David Hayes Says:
September 17th, 2008 at 6:13 am
Something has gone horribly wrong WITH THE PROGRAM. So my question is, why don’t more people resent the programming? Let’s say no one wanted to work in the sewer, so the government conditioned a group of people so that they loved beyond anything else going into the sewer every day. The job was necessary and there was work to be done so the government does what is necessary to get the job done and chooses a ‘humanitarian’ way to get a group of people to do it. If one of the group sees beyond the programming and says, “Hey, it SUCKS being down here!” something did go wrong with the programming, but is the person’s perception of his or her situation wrong?”
Pain is a form of programming and conditioning — a crude and cruel form of programming for people who are supposedly rational, thinking beings. Instead of pain, why can’t we hear a warning bell: “ding … ding … ding … be advised that minor damage is occurring to your right index finger. Please tug on your left ear lobe if you do not wish to receive this message in the future.”
Be a good boy, eat a lot of fatty foods and we’ll make the food taste good. Be a good boy and keep having sex whenever you can so the species can continue and you will be rewarded with pleasure that may or may not offset the pain of supporting another human life for 28 years or more. Be a bad boy and you will get pain. Be very bad and you will get LOTS of pain.
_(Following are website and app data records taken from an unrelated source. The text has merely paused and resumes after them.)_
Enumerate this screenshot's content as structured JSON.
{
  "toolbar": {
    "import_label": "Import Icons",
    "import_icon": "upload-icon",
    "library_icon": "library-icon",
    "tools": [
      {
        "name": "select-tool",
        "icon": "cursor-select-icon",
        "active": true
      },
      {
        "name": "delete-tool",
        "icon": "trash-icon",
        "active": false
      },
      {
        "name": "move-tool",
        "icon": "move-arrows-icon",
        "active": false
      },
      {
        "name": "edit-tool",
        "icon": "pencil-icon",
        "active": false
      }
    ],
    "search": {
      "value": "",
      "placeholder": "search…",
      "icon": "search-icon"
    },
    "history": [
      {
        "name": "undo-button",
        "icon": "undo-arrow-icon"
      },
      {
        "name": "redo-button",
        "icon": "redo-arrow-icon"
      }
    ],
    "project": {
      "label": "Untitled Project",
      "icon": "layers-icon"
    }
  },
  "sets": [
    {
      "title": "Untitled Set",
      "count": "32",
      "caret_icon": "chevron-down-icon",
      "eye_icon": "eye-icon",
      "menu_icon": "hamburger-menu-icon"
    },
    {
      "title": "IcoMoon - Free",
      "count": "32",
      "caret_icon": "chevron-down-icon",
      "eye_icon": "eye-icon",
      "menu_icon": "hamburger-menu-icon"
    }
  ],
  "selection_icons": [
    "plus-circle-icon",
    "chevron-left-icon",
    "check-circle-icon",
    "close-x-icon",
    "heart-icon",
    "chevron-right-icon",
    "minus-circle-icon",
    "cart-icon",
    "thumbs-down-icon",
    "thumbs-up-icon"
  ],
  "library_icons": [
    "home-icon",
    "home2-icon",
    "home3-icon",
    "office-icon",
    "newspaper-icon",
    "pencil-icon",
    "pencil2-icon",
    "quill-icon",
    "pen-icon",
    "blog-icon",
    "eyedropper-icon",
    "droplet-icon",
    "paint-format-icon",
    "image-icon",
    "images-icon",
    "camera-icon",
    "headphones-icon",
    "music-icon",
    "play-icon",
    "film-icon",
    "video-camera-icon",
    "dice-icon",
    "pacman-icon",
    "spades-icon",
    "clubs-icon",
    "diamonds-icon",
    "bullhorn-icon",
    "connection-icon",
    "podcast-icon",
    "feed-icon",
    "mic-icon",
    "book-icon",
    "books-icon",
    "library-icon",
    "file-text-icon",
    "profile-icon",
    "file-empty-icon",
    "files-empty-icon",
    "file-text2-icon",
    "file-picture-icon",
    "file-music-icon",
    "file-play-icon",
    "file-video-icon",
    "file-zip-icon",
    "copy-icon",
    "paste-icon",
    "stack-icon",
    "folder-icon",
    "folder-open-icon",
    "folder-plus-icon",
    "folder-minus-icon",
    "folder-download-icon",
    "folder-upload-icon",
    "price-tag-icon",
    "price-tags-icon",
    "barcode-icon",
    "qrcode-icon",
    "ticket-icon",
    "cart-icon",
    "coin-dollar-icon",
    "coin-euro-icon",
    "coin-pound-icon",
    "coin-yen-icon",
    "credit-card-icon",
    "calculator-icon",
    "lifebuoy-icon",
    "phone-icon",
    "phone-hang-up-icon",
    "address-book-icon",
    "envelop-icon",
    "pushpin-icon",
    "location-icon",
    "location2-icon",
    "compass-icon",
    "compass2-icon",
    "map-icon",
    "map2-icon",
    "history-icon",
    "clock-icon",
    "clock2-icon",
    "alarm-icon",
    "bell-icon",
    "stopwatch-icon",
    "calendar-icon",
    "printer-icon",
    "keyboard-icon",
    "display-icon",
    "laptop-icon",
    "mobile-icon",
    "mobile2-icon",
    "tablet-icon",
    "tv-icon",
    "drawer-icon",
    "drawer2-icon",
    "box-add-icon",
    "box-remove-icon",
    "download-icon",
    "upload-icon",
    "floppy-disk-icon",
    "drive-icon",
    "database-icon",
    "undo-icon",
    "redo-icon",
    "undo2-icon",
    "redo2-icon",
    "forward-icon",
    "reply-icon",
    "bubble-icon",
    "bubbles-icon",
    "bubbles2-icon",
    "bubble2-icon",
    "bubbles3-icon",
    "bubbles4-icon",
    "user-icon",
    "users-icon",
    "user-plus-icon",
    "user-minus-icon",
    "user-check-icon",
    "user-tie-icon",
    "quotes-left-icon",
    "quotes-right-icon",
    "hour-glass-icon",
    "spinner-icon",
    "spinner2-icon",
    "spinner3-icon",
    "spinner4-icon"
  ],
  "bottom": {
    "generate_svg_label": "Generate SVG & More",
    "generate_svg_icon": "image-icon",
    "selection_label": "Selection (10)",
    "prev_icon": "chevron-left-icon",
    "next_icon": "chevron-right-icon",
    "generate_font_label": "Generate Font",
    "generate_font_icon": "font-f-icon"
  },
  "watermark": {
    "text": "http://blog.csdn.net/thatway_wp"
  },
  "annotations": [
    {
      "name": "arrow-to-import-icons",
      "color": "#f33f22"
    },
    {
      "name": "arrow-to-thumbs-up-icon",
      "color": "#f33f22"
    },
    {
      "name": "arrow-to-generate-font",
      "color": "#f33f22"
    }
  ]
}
Of course, this gives others the ability to control and manipulate you by triggering these programmed responses.
This all can circle back to whether or not you believe in a benevolent programmer.
So I found this response fascinating. “The programming…”? What do you mean by this David? Is programming something that we, as humans, all innately share?
It is my understanding that programming has something to do with behavioral patterns, things that we seem to subconsciously choose for whatever reason. Something seemingly out of our control and simply something that happens.
Now my questions to you are this?
How much of this programming is something that we all share — something that is innately in us that we just cannot resist?
How much of this programming comes as a result of our parents, relationships, effects, and interpretations of things?
When you say programming as it relates to a topic such as this, are you referring to the way we naturally interpret any given situation? Because if that is the case, then I believe that programming is something each of us has done differently. I also believe that it is something that we chose ourselves.
We are, in fact, the master minds behind our own computers. We see the world the way we like in order to confirm the beliefs we have set in place. We are “programed” as a result of our individual experiences. The thing that totally trips me out is how different each of our programming is.
A friend of mine had a son commit suicide. She chose to see it as a blessing that she had the opportunity to know him at all, rather than look at his death as a devastation and focus on that. So why was she programmed to see and assume that as opposed to another mother who may never recover from the same experience?
Or is she maybe, dare I say it, lying to herself. Denying something all human beings would naturally feel given our programming?
I guess this comes down to a question of nature vs nurture?
We started to address this earlier, but I am not sure if you can ever truly flush this out.
I guess we should start by answering one thing:
What is this “programming” David referred to in his post?